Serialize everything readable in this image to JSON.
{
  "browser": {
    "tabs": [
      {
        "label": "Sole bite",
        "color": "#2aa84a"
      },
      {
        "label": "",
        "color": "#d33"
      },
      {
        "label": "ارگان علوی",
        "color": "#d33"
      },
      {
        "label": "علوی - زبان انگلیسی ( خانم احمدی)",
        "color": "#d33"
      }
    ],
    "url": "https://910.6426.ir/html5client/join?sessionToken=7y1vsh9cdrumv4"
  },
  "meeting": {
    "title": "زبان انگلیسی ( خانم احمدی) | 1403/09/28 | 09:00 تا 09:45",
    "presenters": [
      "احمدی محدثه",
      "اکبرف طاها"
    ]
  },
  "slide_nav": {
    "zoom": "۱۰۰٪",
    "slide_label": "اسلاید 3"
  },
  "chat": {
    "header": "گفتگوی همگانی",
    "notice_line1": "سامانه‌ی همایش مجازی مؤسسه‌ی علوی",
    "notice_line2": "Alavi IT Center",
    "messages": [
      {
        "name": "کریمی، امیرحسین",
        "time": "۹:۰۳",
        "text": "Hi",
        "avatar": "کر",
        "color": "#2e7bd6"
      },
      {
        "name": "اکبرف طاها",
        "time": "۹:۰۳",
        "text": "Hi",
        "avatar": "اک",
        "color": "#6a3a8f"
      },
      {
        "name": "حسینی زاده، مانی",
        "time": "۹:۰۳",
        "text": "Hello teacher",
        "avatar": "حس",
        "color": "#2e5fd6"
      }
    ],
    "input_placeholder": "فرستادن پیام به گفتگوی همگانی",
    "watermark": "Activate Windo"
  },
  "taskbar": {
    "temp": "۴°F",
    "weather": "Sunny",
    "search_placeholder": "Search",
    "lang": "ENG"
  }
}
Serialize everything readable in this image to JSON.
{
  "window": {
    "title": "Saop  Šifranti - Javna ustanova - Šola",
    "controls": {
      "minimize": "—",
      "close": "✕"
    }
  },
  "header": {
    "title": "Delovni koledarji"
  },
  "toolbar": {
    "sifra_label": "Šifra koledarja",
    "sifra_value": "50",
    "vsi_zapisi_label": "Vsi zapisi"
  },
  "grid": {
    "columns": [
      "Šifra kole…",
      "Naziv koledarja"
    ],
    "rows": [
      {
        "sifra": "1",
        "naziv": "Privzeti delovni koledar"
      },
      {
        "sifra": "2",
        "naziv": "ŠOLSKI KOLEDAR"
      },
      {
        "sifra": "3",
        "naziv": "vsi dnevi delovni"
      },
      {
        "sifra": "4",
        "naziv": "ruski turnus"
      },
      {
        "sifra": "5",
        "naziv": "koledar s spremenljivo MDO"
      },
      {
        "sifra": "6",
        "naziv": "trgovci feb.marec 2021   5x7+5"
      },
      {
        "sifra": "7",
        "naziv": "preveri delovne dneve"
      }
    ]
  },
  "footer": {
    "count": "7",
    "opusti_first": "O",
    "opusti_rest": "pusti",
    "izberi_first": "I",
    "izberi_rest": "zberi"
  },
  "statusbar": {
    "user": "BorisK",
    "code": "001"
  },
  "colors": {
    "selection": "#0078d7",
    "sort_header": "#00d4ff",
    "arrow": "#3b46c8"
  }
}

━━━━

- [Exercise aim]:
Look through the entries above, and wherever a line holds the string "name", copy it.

- [Answer to this exercise]:
        "name": "کریمی، امیرحسین",
        "name": "اکبرف طاها",
        "name": "حسینی زاده، مانی",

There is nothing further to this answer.